Chart courtesy of www.stockcharts.com
As for the fast-money aspect, BLNK has surged 2,200% in the past year, and some 350% during the past three months. Yet the company seems to be just getting revved up as the EV jolt is in its nascence. The stock’s share price jumped further after clean-energy advocate Joe Biden won the presidential election.
Dividend-Paying Electric Vehicle Stocks to Purchase Face Challenges
While many EV startups coming to market after Tesla may envision a large addressable market and outsized growth opportunity, most still face significant and “underappreciated” challenges with execution and consumer reception, BoA indicated.

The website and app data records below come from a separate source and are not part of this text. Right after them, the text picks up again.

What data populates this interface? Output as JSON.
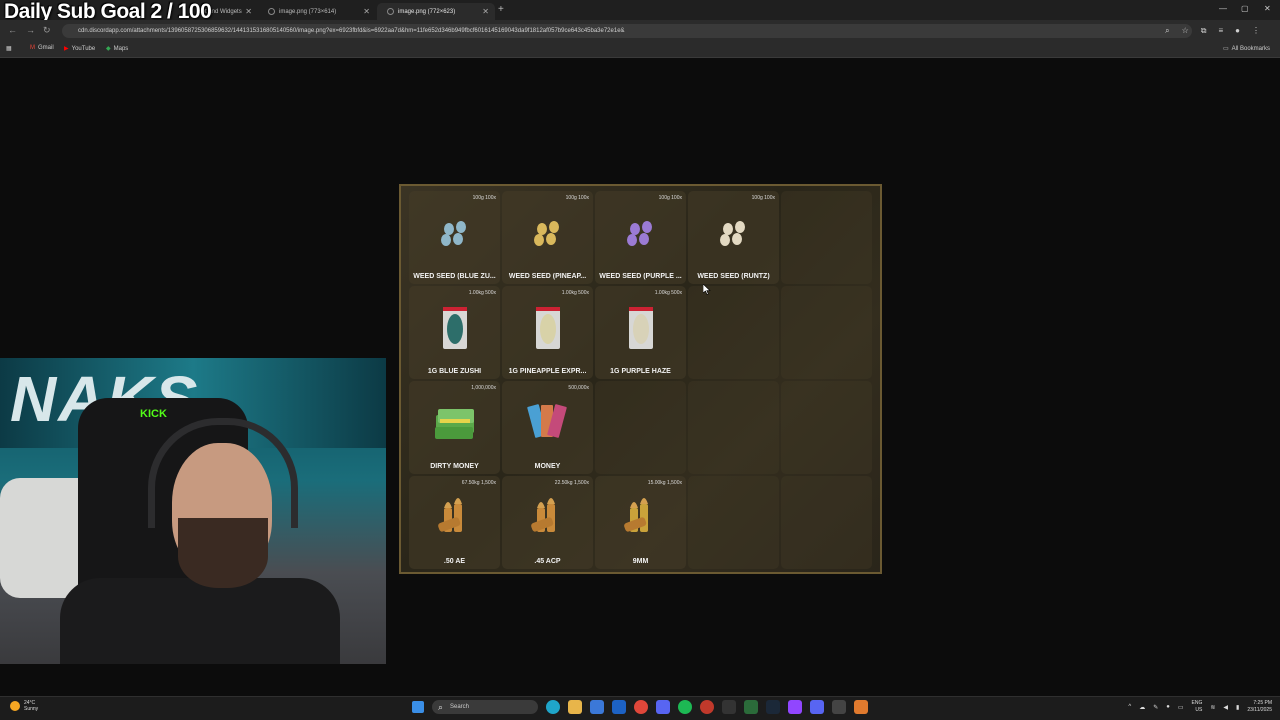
{
  "stream_overlay": {
    "goal_text": "Daily Sub Goal 2 / 100",
    "cam_brand": "NAKS",
    "chair_brand": "KICK"
  },
  "browser": {
    "tabs": [
      {
        "label": "tBot and Widgets",
        "active": false
      },
      {
        "label": "image.png (773×614)",
        "active": false
      },
      {
        "label": "image.png (772×623)",
        "active": true
      }
    ],
    "url": "cdn.discordapp.com/attachments/1396058725306859632/1441315316805140560/image.png?ex=6923fbfd&is=6922aa7d&hm=11fe652d346b949fbcf6016145169043da9f1812af057b9ce643c45ba3e72e1e&",
    "bookmarks": [
      {
        "label": "Gmail"
      },
      {
        "label": "YouTube"
      },
      {
        "label": "Maps"
      }
    ],
    "all_bookmarks": "All Bookmarks"
  },
  "inventory": {
    "slots": [
      {
        "label": "WEED SEED (BLUE ZU...",
        "weight": "100g 100x",
        "icon": "seed-icon",
        "color": "#8fb7c9"
      },
      {
        "label": "WEED SEED (PINEAP...",
        "weight": "100g 100x",
        "icon": "seed-icon",
        "color": "#d9b85c"
      },
      {
        "label": "WEED SEED (PURPLE ...",
        "weight": "100g 100x",
        "icon": "seed-icon",
        "color": "#9b7bd4"
      },
      {
        "label": "WEED SEED (RUNTZ)",
        "weight": "100g 100x",
        "icon": "seed-icon",
        "color": "#e3d9c2"
      },
      {
        "label": "",
        "weight": "",
        "icon": "",
        "color": ""
      },
      {
        "label": "1G BLUE ZUSHI",
        "weight": "1.00kg 500x",
        "icon": "bag-icon",
        "color": "#2d6e6a"
      },
      {
        "label": "1G PINEAPPLE EXPR...",
        "weight": "1.00kg 500x",
        "icon": "bag-icon",
        "color": "#d8d2a8"
      },
      {
        "label": "1G PURPLE HAZE",
        "weight": "1.00kg 500x",
        "icon": "bag-icon",
        "color": "#d8d2b8"
      },
      {
        "label": "",
        "weight": "",
        "icon": "",
        "color": ""
      },
      {
        "label": "",
        "weight": "",
        "icon": "",
        "color": ""
      },
      {
        "label": "DIRTY MONEY",
        "weight": "1,000,000x",
        "icon": "cash-icon",
        "color": "#5aa84a"
      },
      {
        "label": "MONEY",
        "weight": "500,000x",
        "icon": "banknotes-icon",
        "color": "#d47a4a"
      },
      {
        "label": "",
        "weight": "",
        "icon": "",
        "color": ""
      },
      {
        "label": "",
        "weight": "",
        "icon": "",
        "color": ""
      },
      {
        "label": "",
        "weight": "",
        "icon": "",
        "color": ""
      },
      {
        "label": ".50 AE",
        "weight": "67.50kg 1,500x",
        "icon": "bullets-icon",
        "color": "#c98a3a"
      },
      {
        "label": ".45 ACP",
        "weight": "22.50kg 1,500x",
        "icon": "bullets-icon",
        "color": "#c98a3a"
      },
      {
        "label": "9MM",
        "weight": "15.00kg 1,500x",
        "icon": "bullets-icon",
        "color": "#c9a23a"
      },
      {
        "label": "",
        "weight": "",
        "icon": "",
        "color": ""
      },
      {
        "label": "",
        "weight": "",
        "icon": "",
        "color": ""
      }
    ]
  },
  "taskbar": {
    "weather_temp": "24°C",
    "weather_desc": "Sunny",
    "search_placeholder": "Search",
    "lang_top": "ENG",
    "lang_bottom": "US",
    "time": "7:25 PM",
    "date": "23/11/2025"
  }
}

Such obstacles include creating a compelling brand and driving order backlog, manufacturing automotive-grade models at scale while still testing up to industry standards, sourcing and managing a supply chain, and building effective distribution, BoA added.
“The production issues that plagued TSLA for years are just one example of the complexities involved in being an automaker, EV or otherwise,” BoA concluded.

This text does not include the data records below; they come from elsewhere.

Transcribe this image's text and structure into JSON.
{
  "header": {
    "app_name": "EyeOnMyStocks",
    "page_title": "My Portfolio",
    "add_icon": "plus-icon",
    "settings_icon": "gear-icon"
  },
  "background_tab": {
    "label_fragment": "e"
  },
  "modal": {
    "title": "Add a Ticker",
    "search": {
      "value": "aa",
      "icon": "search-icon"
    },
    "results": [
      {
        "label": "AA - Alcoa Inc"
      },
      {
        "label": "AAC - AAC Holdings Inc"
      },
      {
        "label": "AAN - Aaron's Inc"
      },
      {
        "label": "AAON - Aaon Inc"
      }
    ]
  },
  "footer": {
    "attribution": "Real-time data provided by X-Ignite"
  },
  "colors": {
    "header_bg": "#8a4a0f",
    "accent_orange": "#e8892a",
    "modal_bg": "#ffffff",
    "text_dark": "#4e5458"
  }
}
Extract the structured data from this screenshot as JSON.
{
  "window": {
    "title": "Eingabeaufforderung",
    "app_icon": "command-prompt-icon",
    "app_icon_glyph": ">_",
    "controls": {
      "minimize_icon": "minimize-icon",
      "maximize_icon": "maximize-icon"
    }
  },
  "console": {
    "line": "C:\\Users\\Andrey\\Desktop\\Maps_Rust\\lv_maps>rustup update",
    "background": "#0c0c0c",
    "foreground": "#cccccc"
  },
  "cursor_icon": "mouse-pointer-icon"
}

A key competitive advantage for newer EV entrants versus the incumbent OEMs and suppliers is “unfettered access” to low-cost capital to fund product development, expansion and other business efforts through the SPAC boom that Tesla tapped for raising capital, according to BoA.
Dividend-Paying Electric Vehicle Stocks to Purchase Reward Investors with Income Amid COVID-19
COVID-19 has not stopped the rise of EV stocks but it has caused severe economic fallout, huge job cuts and reduced near-term demand for vehicles at a time when many people are working from home and driving much less than within the health risks of venturing out into a global pandemic. Even President Trump contracted the virus and entered the hospital between Friday, Oct. 2, and Monday, Oct. 5. The overall weekly hospitalization rate once again has hit a new high in the pandemic, according to the Centers for Disease Control and Prevention (CDC).
COVID-19 cases have totaled 23,848,410 and led to 397,994 deaths in the United States, along with 93,583,855 cases and 2,003,674 deaths worldwide, as of Jan. 15, according to Worldometer. The high number of cases led may people to work remotely and limit their need to drive, so demand for new automobiles has weakened during the COVID-19 crisis.
No-dividend-paying electric vehicle stocks to purchase do not include Tesla but there are viable dividend-paying alternatives. Bargain-hunting investors may want to consider some of the dividend-paying EV investments to avoid the potential risk of buying Tesla after fledgling investors who trade using the commission-free Robinhood website and similar online services have bid the EV leader’s shares to lofty levels that leave it vulnerable for a large pullback if either production or sales slow.